(Extracted data entries)
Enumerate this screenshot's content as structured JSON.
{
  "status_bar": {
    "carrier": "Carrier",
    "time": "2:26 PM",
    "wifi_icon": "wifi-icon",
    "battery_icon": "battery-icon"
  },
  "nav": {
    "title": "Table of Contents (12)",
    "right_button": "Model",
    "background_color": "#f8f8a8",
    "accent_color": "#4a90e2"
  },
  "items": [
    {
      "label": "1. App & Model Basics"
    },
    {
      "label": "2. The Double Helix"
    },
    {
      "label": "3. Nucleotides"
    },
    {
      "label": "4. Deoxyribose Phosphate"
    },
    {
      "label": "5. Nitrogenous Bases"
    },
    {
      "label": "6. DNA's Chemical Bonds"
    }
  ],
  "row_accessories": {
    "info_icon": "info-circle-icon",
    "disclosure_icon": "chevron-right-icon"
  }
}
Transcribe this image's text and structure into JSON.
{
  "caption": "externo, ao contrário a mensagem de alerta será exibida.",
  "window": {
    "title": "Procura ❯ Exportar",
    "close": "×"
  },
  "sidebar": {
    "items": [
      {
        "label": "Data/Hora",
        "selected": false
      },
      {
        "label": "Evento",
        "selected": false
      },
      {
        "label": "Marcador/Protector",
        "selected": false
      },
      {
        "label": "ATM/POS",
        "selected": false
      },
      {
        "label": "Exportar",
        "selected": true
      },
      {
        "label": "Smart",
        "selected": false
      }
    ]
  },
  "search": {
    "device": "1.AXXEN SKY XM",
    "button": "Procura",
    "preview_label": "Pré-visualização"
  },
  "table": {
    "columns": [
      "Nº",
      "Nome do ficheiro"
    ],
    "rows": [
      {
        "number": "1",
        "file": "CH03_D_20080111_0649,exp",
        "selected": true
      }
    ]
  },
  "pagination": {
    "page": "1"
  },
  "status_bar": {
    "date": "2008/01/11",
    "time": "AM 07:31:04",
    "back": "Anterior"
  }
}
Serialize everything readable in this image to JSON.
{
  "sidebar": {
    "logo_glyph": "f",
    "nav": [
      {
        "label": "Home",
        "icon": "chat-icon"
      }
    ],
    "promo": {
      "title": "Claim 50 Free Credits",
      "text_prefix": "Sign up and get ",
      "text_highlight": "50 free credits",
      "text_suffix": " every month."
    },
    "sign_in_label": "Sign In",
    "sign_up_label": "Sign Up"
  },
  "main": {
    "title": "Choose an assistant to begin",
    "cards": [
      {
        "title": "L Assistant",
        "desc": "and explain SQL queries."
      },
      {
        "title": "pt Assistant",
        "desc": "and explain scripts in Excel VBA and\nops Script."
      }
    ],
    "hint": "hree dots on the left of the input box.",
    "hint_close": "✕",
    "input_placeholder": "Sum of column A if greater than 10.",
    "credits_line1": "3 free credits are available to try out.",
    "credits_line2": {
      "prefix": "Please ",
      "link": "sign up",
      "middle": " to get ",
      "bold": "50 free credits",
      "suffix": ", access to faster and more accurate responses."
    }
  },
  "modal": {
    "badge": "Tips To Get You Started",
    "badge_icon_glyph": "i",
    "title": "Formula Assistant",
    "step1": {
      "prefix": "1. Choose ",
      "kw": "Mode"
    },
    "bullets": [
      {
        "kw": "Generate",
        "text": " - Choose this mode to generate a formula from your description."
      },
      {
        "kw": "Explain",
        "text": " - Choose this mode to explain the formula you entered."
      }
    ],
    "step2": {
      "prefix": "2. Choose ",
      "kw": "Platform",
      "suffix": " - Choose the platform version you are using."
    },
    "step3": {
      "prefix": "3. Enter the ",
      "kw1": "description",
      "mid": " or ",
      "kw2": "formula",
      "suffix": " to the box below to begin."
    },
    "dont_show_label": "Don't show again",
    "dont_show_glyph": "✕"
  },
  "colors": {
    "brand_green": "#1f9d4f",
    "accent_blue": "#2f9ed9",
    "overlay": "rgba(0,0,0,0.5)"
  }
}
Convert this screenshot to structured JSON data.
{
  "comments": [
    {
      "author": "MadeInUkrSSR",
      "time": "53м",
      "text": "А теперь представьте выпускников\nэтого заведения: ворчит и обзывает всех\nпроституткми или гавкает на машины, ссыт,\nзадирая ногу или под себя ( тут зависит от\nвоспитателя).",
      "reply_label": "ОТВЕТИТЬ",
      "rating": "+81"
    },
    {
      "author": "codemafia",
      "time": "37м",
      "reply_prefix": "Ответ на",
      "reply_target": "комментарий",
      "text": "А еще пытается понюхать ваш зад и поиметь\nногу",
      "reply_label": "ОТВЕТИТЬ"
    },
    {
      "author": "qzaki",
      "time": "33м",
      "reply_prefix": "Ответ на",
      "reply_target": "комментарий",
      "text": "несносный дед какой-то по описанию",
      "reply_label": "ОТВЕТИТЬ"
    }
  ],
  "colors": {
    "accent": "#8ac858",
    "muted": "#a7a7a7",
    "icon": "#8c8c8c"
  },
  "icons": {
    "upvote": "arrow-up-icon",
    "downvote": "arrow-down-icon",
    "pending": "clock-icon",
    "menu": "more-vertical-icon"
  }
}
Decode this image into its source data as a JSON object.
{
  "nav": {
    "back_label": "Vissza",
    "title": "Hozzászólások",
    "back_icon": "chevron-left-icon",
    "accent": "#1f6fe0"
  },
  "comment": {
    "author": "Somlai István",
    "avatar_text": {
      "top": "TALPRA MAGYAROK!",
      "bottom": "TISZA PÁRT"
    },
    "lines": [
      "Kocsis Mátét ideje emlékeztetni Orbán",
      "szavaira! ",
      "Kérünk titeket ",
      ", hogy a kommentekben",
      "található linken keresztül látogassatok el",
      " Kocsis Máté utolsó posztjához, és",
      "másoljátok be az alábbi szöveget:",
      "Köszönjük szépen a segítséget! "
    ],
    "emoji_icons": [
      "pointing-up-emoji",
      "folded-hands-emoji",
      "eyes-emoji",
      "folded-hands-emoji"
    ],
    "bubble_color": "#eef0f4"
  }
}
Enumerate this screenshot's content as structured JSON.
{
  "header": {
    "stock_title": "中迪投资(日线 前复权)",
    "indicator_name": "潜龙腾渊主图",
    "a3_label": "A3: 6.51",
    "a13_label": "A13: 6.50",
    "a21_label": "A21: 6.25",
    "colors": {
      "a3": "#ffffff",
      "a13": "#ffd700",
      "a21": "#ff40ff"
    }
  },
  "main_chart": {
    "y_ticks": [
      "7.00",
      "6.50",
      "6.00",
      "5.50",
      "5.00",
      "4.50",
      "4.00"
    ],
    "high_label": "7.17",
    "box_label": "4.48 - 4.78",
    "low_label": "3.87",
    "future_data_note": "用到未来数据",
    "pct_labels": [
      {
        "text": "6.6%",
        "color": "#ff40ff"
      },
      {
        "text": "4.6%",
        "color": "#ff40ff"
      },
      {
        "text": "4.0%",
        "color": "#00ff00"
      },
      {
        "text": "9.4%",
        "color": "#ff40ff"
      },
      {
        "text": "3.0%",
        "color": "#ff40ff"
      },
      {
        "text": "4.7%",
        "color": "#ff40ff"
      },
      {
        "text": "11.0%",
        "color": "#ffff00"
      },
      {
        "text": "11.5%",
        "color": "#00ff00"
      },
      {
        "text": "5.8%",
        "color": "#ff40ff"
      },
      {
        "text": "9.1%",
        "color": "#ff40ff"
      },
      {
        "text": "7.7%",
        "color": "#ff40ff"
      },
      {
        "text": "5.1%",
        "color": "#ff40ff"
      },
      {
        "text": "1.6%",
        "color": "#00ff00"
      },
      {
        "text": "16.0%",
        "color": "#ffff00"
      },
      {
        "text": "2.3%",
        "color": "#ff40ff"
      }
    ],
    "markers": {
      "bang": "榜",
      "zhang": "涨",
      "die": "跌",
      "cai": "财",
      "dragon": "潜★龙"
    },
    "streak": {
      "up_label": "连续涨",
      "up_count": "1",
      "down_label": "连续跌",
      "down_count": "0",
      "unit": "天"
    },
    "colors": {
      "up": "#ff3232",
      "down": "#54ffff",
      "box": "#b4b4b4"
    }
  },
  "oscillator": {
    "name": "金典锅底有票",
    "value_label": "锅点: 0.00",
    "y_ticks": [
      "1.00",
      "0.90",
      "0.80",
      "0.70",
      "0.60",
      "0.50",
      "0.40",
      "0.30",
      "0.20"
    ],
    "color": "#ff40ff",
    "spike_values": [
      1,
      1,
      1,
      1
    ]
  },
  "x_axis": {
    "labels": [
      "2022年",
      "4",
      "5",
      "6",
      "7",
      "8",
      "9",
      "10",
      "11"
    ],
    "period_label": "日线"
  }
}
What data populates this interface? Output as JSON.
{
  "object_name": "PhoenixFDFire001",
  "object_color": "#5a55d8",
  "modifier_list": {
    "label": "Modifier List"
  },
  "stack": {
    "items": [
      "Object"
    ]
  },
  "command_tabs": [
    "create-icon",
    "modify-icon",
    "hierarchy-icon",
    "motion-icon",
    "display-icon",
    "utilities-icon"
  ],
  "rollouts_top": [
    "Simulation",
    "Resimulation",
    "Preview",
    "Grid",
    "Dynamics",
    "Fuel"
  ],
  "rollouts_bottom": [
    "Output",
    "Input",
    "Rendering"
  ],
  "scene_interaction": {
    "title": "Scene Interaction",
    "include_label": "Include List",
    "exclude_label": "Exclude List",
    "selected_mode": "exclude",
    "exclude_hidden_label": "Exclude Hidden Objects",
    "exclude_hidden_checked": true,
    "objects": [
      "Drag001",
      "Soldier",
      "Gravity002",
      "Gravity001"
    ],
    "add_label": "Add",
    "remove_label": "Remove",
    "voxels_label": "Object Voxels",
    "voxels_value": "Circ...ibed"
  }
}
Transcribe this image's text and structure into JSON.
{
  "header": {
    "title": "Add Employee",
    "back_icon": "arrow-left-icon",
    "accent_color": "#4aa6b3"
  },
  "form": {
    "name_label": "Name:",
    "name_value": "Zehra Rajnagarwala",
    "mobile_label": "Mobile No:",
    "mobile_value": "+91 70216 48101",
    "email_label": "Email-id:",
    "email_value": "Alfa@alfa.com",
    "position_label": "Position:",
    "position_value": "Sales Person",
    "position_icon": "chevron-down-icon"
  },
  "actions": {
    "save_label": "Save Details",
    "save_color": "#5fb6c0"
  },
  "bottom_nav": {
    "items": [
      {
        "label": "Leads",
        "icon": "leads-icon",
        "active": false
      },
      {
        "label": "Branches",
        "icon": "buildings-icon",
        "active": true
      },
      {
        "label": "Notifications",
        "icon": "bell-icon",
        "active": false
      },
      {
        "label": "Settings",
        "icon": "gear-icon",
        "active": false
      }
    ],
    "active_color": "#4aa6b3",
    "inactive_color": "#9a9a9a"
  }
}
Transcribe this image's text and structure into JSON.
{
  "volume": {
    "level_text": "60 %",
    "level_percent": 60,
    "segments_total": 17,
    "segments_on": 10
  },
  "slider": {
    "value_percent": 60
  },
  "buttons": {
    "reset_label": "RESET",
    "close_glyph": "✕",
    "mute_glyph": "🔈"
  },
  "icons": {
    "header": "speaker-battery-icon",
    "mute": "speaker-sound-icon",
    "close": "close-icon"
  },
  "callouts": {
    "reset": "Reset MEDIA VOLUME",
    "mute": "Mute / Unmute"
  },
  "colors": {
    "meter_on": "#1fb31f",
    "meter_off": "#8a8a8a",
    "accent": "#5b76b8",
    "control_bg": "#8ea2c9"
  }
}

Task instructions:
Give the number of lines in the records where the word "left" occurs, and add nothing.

Your response:
3